LÜDERITZ – The effects of the prevailing drought have seen a rise in cases of copper cable theft by people illegally crossing into Namibia along the Orange River from neighbouring South Africa, according to an environment official.
Ministry of Environment and Tourism chief warden Wayne Handley, responsible for the Tsau Khaeb National Park, revealed this to New Era in an interview last week.
He said they have challenges in terms of lack of manpower, transport and general resourcing.
He said that although poaching of wildlife is not a big challenge, he has been informed by Namdeb security of intrusions into the diamond protected areas of the park by alleged South Africans who target copper cables.
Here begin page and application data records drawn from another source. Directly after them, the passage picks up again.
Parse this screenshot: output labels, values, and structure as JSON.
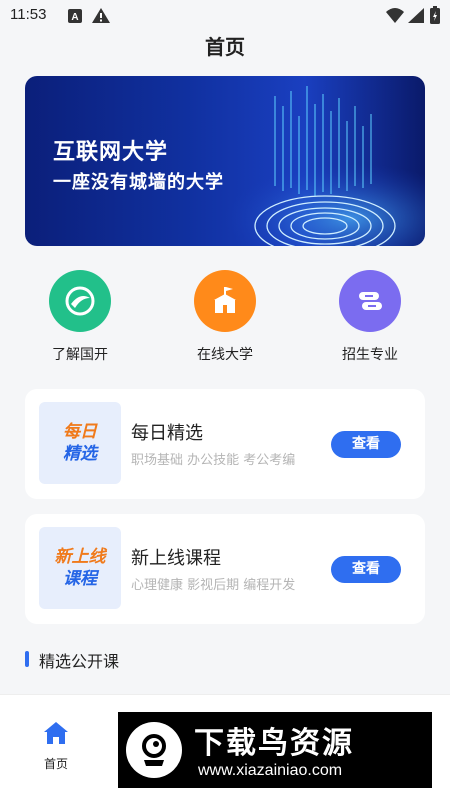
{
  "status_bar": {
    "time": "11:53"
  },
  "page_title": "首页",
  "banner": {
    "line1": "互联网大学",
    "line2": "一座没有城墙的大学"
  },
  "entries": [
    {
      "label": "了解国开",
      "icon": "leaf-globe-icon",
      "color": "#22c08a"
    },
    {
      "label": "在线大学",
      "icon": "school-building-icon",
      "color": "#ff8a1a"
    },
    {
      "label": "招生专业",
      "icon": "books-icon",
      "color": "#7b6cf0"
    }
  ],
  "cards": [
    {
      "thumb_line1": "每日",
      "thumb_line2": "精选",
      "title": "每日精选",
      "subtitle": "职场基础 办公技能 考公考编",
      "button": "查看"
    },
    {
      "thumb_line1": "新上线",
      "thumb_line2": "课程",
      "title": "新上线课程",
      "subtitle": "心理健康 影视后期 编程开发",
      "button": "查看"
    }
  ],
  "section": {
    "title": "精选公开课"
  },
  "tab_bar": {
    "home_label": "首页"
  },
  "watermark": {
    "title": "下载鸟资源",
    "url": "www.xiazainiao.com"
  },
  "colors": {
    "accent": "#2f6ef0",
    "thumb_orange": "#f07a1b",
    "thumb_blue": "#2565e6"
  }
}
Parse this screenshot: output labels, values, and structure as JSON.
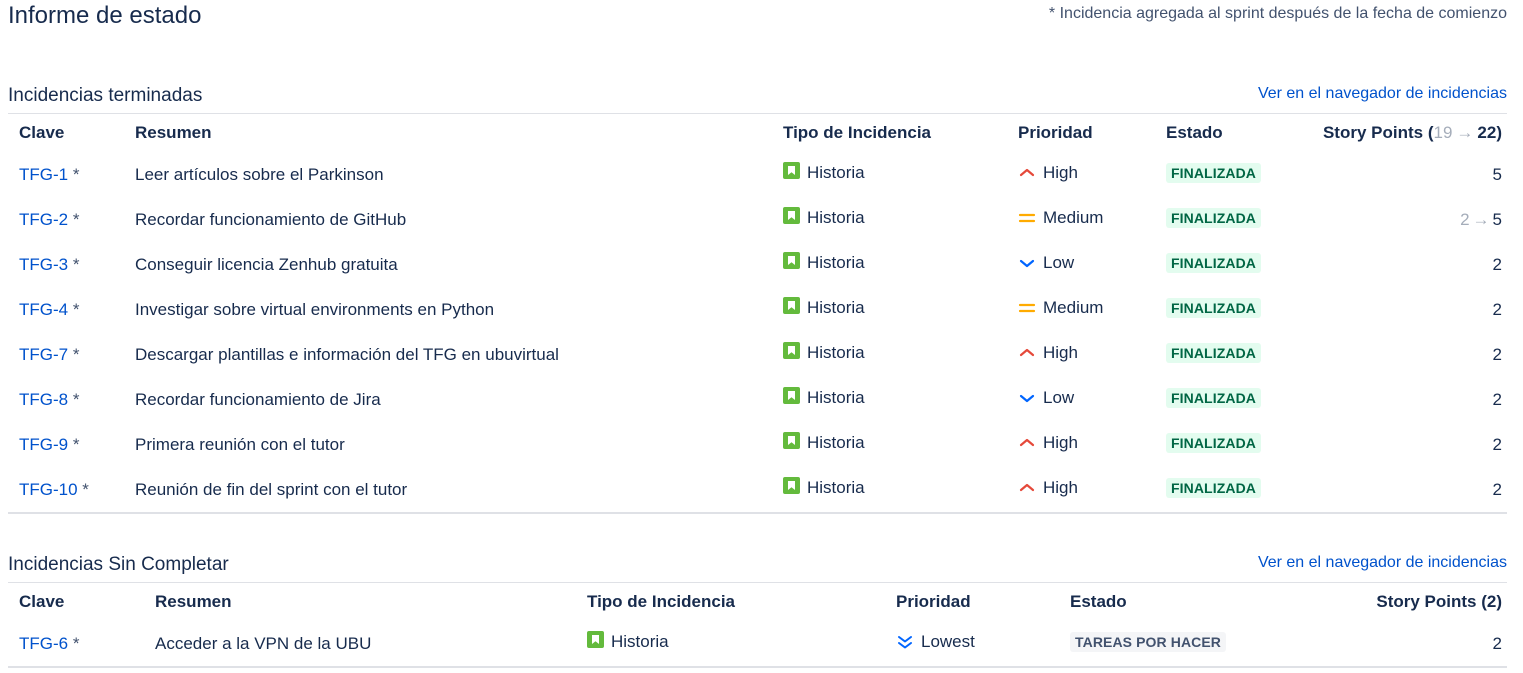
{
  "page": {
    "title": "Informe de estado",
    "note": "* Incidencia agregada al sprint después de la fecha de comienzo"
  },
  "colors": {
    "link": "#0052cc",
    "story": "#63ba3c",
    "high": "#e5493a",
    "medium": "#ffab00",
    "low": "#0065ff",
    "done_bg": "#e3fcef",
    "done_fg": "#006644"
  },
  "completed": {
    "title": "Incidencias terminadas",
    "link": "Ver en el navegador de incidencias",
    "headers": {
      "key": "Clave",
      "summary": "Resumen",
      "type": "Tipo de Incidencia",
      "priority": "Prioridad",
      "status": "Estado",
      "points_prefix": "Story Points (",
      "points_old": "19",
      "points_arrow": "→",
      "points_new": "22",
      "points_suffix": ")"
    },
    "rows": [
      {
        "key": "TFG-1",
        "star": "*",
        "summary": "Leer artículos sobre el Parkinson",
        "type": "Historia",
        "priority": "High",
        "priority_icon": "priority-high-icon",
        "status": "FINALIZADA",
        "points": "5"
      },
      {
        "key": "TFG-2",
        "star": "*",
        "summary": "Recordar funcionamiento de GitHub",
        "type": "Historia",
        "priority": "Medium",
        "priority_icon": "priority-medium-icon",
        "status": "FINALIZADA",
        "points_old": "2",
        "points_arrow": "→",
        "points": "5"
      },
      {
        "key": "TFG-3",
        "star": "*",
        "summary": "Conseguir licencia Zenhub gratuita",
        "type": "Historia",
        "priority": "Low",
        "priority_icon": "priority-low-icon",
        "status": "FINALIZADA",
        "points": "2"
      },
      {
        "key": "TFG-4",
        "star": "*",
        "summary": "Investigar sobre virtual environments en Python",
        "type": "Historia",
        "priority": "Medium",
        "priority_icon": "priority-medium-icon",
        "status": "FINALIZADA",
        "points": "2"
      },
      {
        "key": "TFG-7",
        "star": "*",
        "summary": "Descargar plantillas e información del TFG en ubuvirtual",
        "type": "Historia",
        "priority": "High",
        "priority_icon": "priority-high-icon",
        "status": "FINALIZADA",
        "points": "2"
      },
      {
        "key": "TFG-8",
        "star": "*",
        "summary": "Recordar funcionamiento de Jira",
        "type": "Historia",
        "priority": "Low",
        "priority_icon": "priority-low-icon",
        "status": "FINALIZADA",
        "points": "2"
      },
      {
        "key": "TFG-9",
        "star": "*",
        "summary": "Primera reunión con el tutor",
        "type": "Historia",
        "priority": "High",
        "priority_icon": "priority-high-icon",
        "status": "FINALIZADA",
        "points": "2"
      },
      {
        "key": "TFG-10",
        "star": "*",
        "summary": "Reunión de fin del sprint con el tutor",
        "type": "Historia",
        "priority": "High",
        "priority_icon": "priority-high-icon",
        "status": "FINALIZADA",
        "points": "2"
      }
    ]
  },
  "incomplete": {
    "title": "Incidencias Sin Completar",
    "link": "Ver en el navegador de incidencias",
    "headers": {
      "key": "Clave",
      "summary": "Resumen",
      "type": "Tipo de Incidencia",
      "priority": "Prioridad",
      "status": "Estado",
      "points": "Story Points (2)"
    },
    "rows": [
      {
        "key": "TFG-6",
        "star": "*",
        "summary": "Acceder a la VPN de la UBU",
        "type": "Historia",
        "priority": "Lowest",
        "priority_icon": "priority-lowest-icon",
        "status": "TAREAS POR HACER",
        "points": "2"
      }
    ]
  }
}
“We are not aware of poaching specific in the Orange River. People will take opportunities. If they set up snares, they could catch wildlife and, in that area, it could be gemsbok. The main cause of these illegal activities is the prevailing drought both in Namibia and South Africa. The Orange River is extremely low at the moment. It’s almost dry in many places, so crossing is not a problem. So, the South African communities are also going through a tough time and they will do anything to survive,” Handley said.
Besides, gemsbok, there are also springbok in the park.
According to him, the solution to the illegal crossings is to increase ministry staff to supplement Namdeb’s high-tech security technologies. Currently, only two staff members patrol the huge 22 000-square km Tsau Khaeb National Park. He said his colleague also struggles with off-road driving as she lacks such experience. “She really battles with 4x4 driving off-road. Mobility is a problem. To be alone in this massive park, it’s scary,” Handley said. He noted that to tackle the harsh conditions in the park needs an additional at least 20 experienced staff members.
Further, he said that currently no formal joint crime prevention action between Namibia and South Africa regarding illegal activities around the Orange River takes place.
In terms of damage to the virgin dunes he said there is none as the park is not yet open to the public.
This means anyone entering the park would need permission from Namdeb that owns the protected area for mining purposes.
Environment and Tourism Minister Pohamba Shifeta has revealed that the Ministry of Mines and Energy has agreed there is a need to amend the Diamond Act of 1999 to allow a tourism concession to the Tsau Khaeb National Park (Sperrgebiet), where Namdeb is mining.
Since the proclamation of the park in 2008, little progress has been achieved in developing tourism in the park due to current access requirements into the area as the park falls within a declared diamond area under the Diamond Act, No. 13 of 1999, and access into the park is therefore restricted.
2019-11-22 07:38:42 | 6 months ago